Now that I’ve removed Rockstar’s dick from my mouth, I can also give non-Rockstar examples. Ni no Kuni: Wrath of the White Witch is an RPG where you play as a child that goes to a fantasy world. However, instead of this fantasy world being a generic, dark landscape that gives me PTSD over my emo years, the world is presented as if we were seeing it from the perspective of a child. Everything is bright and vibrant. Normal buildings feel big. Depression, a complex subject that a child may struggle to comprehend, is referred to in childlike ways – a guy “just suddenly lost his lifelong passion, feels empty inside and is always tired, for no reason.” They called out all of Reddit here. In an interview, the developers said they wanted this to be a game that a child would like. They did that not by dumbing everything down, but by filtering everything through the eyes of a child. THAT is good design.
Probably the best example of this I’ve seen, though, comes from Gravity Rush 2. This is a huge spoiler, so if you plan on playing this then… who am I kidding, no one’s playing Gravity Rush 2. There’s a sequence where you play as a queen. You wake up, walk through the hallway and sit on the throne until it’s time to sleep. Then, [repeat four times]. You guys are probably bored right now. That’s exactly what I and the game were going for. See, the whole point of this sequence is that the queen’s routine is dull. They could have shown her sitting on the throne, sighing with her hand on her cheek or something, and it would have conveyed the message well enough. But, I respect this sequence so much because, once again, it embodies the idea of “show, don’t tell”. It literally makes the player bored so they relate to the character more. That is genius.
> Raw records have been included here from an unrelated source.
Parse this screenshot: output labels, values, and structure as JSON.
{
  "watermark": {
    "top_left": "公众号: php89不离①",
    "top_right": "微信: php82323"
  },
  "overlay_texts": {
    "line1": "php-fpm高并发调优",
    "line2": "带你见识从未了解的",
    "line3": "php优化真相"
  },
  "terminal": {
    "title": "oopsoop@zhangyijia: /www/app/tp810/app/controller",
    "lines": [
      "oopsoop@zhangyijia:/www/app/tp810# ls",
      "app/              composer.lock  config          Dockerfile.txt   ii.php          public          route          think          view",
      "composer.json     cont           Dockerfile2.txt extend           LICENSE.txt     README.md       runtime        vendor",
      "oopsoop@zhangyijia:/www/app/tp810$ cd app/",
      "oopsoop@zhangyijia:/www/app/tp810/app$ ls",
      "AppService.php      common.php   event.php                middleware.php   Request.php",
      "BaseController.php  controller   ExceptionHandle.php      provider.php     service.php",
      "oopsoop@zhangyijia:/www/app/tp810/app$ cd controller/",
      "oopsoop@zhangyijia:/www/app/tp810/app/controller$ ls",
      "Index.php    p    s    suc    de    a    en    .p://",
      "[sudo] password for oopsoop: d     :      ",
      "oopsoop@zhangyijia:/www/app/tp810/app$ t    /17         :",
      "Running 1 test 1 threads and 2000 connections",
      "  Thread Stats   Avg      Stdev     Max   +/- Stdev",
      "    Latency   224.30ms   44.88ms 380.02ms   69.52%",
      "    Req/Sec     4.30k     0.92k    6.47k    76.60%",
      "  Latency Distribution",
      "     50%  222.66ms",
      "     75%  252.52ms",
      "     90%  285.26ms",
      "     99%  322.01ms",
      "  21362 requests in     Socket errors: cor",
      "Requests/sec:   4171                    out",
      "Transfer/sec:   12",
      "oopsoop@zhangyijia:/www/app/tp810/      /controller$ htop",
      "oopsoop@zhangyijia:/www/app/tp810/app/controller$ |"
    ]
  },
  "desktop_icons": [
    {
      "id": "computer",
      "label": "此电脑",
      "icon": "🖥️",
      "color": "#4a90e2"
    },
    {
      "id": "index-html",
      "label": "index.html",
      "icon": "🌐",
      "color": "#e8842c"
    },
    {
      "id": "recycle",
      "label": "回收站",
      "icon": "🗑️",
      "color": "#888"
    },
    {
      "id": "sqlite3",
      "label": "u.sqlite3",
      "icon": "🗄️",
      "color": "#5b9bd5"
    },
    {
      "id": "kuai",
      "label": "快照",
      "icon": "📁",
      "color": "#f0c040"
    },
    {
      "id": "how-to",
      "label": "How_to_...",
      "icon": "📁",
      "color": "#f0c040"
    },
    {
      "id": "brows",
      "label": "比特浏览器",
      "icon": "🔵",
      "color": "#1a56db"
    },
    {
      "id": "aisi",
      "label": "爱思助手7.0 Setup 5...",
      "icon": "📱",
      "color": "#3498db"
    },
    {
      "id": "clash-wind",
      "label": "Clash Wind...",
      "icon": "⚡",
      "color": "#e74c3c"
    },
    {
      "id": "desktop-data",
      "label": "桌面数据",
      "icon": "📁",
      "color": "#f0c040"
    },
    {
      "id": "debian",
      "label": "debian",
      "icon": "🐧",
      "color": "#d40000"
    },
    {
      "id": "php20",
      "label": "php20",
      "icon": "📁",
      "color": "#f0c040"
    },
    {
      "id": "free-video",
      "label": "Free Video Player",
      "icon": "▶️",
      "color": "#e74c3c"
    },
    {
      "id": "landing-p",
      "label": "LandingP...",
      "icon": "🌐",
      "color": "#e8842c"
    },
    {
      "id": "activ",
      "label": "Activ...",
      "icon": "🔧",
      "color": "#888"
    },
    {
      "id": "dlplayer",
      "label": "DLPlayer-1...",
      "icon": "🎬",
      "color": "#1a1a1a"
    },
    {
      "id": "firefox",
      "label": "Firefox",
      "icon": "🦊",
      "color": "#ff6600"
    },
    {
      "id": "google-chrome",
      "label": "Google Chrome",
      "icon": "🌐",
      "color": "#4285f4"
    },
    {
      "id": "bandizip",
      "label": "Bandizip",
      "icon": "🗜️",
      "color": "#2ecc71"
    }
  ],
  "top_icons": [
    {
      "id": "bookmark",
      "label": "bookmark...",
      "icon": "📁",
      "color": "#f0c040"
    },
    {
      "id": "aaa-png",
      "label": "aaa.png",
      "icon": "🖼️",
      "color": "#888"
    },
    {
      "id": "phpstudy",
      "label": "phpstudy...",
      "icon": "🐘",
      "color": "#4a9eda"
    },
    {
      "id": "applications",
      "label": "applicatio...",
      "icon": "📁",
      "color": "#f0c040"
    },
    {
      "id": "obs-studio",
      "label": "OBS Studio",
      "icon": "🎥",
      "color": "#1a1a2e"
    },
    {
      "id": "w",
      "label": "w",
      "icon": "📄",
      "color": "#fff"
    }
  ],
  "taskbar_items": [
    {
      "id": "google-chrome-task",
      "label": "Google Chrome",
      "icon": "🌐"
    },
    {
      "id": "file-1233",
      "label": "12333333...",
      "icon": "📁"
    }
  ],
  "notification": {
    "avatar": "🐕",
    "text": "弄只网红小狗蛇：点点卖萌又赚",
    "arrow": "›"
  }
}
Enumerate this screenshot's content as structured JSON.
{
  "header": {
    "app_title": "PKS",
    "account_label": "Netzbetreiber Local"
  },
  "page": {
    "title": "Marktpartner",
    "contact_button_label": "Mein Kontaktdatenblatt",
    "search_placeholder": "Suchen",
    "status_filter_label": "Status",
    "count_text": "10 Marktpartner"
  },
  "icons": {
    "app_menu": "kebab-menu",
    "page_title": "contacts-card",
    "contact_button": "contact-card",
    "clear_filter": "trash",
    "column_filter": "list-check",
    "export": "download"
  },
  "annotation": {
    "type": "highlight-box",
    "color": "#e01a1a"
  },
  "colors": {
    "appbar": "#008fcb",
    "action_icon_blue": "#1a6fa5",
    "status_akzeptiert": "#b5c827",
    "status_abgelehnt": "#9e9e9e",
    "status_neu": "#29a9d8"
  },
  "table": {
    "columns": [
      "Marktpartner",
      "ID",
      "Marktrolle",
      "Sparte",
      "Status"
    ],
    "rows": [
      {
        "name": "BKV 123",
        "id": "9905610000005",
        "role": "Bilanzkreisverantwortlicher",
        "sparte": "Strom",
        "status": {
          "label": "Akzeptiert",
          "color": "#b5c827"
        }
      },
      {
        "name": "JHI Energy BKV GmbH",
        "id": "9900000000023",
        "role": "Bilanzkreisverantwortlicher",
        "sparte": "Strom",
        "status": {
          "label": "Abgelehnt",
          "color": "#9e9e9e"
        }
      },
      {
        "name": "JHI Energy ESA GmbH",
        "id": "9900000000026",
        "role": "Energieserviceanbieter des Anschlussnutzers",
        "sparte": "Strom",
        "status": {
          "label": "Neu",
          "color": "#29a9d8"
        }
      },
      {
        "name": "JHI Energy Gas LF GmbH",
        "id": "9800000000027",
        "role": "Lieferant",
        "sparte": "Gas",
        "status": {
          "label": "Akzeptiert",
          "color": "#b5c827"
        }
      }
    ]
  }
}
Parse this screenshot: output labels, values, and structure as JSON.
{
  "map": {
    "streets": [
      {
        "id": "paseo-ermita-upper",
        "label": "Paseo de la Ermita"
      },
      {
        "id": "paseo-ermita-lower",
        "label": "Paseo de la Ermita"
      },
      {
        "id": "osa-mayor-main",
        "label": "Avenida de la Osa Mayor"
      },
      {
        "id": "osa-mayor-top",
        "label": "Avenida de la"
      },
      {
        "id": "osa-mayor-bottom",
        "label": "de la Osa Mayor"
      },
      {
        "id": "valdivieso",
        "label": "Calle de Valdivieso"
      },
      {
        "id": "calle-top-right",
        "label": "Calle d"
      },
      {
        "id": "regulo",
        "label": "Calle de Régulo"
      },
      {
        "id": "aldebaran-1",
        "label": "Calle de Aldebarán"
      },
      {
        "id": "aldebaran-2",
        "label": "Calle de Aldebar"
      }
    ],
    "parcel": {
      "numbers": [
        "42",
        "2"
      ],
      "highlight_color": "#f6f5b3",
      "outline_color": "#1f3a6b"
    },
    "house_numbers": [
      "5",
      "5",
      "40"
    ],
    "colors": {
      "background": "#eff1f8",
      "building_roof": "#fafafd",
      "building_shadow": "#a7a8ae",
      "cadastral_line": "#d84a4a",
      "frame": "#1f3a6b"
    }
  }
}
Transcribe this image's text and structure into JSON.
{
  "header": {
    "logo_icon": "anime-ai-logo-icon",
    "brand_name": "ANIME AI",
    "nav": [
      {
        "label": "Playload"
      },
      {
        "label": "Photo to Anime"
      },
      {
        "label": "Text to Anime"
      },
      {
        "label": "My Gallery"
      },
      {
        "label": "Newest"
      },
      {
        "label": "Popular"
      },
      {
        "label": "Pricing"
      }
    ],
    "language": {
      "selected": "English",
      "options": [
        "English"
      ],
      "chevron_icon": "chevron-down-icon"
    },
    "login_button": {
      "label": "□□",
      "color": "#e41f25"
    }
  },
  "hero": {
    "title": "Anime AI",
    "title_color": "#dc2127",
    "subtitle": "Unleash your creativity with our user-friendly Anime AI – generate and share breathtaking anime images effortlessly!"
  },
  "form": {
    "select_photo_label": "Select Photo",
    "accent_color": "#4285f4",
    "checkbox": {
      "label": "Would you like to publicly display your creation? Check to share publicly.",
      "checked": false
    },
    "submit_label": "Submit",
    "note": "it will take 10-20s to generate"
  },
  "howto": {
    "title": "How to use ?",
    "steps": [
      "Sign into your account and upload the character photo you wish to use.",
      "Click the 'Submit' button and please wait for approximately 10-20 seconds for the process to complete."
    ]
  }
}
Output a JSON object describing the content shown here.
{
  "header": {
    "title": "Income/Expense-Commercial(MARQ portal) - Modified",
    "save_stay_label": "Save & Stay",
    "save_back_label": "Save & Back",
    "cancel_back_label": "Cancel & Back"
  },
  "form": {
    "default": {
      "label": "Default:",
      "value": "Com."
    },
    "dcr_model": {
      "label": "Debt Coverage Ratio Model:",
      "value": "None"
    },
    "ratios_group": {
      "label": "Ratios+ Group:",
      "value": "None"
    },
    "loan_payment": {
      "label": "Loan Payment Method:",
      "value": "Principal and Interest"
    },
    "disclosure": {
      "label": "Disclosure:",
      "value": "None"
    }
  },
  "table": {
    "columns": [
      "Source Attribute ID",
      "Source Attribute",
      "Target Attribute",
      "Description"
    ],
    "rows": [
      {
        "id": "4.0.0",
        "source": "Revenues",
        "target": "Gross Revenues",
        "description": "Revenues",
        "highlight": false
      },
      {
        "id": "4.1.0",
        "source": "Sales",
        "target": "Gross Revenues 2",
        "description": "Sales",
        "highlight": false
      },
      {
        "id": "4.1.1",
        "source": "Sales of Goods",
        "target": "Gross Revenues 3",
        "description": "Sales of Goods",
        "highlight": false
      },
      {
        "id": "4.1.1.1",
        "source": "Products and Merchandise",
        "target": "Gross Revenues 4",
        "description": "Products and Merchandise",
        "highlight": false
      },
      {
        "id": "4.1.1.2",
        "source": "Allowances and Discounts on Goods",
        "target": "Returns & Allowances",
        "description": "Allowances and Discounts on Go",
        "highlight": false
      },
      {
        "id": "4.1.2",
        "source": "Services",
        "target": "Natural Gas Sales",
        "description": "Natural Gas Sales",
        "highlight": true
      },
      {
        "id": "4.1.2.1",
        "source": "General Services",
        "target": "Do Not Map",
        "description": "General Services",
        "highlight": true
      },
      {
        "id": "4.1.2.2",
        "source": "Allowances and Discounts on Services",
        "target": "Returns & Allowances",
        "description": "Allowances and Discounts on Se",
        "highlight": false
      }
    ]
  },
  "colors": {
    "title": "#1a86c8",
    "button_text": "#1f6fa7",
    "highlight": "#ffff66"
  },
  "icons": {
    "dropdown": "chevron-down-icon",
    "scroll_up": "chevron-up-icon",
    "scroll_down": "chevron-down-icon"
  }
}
Death Stranding does the same thing to reflect the monotony of doing delivery work. Except, they go overboard with it because half of the game is boring… Anyway, I’m gonna go bury my credibility as a game reviewer now, thanks for watching.
I was going to end this by talking about Psychonauts, a game where each level is a physical manifestation of someone’s mind. However, I haven’t gone a single day of my life without YouTube recommending a Psychonauts video essay to me. When I came out of the womb, the doctor started telling me about the complexity of Psychonauts’ thematic structure. So, I’ll just acknowledge that it’s the embodiment of “show, don’t tell” and that you should play it.
If used well, “show, don’t tell” is what elevates a decent game to a good one. While I haven’t quite mastered it yet… fuck, all of my favourite game developers have, and that’s no coincidence. If you’re interested in creating things in any way, playing games like these is an excellent way of experiencing the power of the technique first hand. Gaming is the only thing that makes you feel like Samuel Jackson just called you the n-word and, that’s amazing.
Fuck tha police, coming straight from the underground,
Samuel Jackson just called me brown,
Carl’s getting fucked by the six star police,
Sam’s a minority that has the authority,
Cut the beat
, I’mma freestyle the endscreen, Like and subscribe or you’re against me, Shoutout to NakeyJakey, NerdCubed, Call Me Kevin, Scott The Woz, I’m their successor, Josh the thot, watch my ascension, This profession I’m perfecting, Rest in peace to Juice WRLD and Etika you fucking legends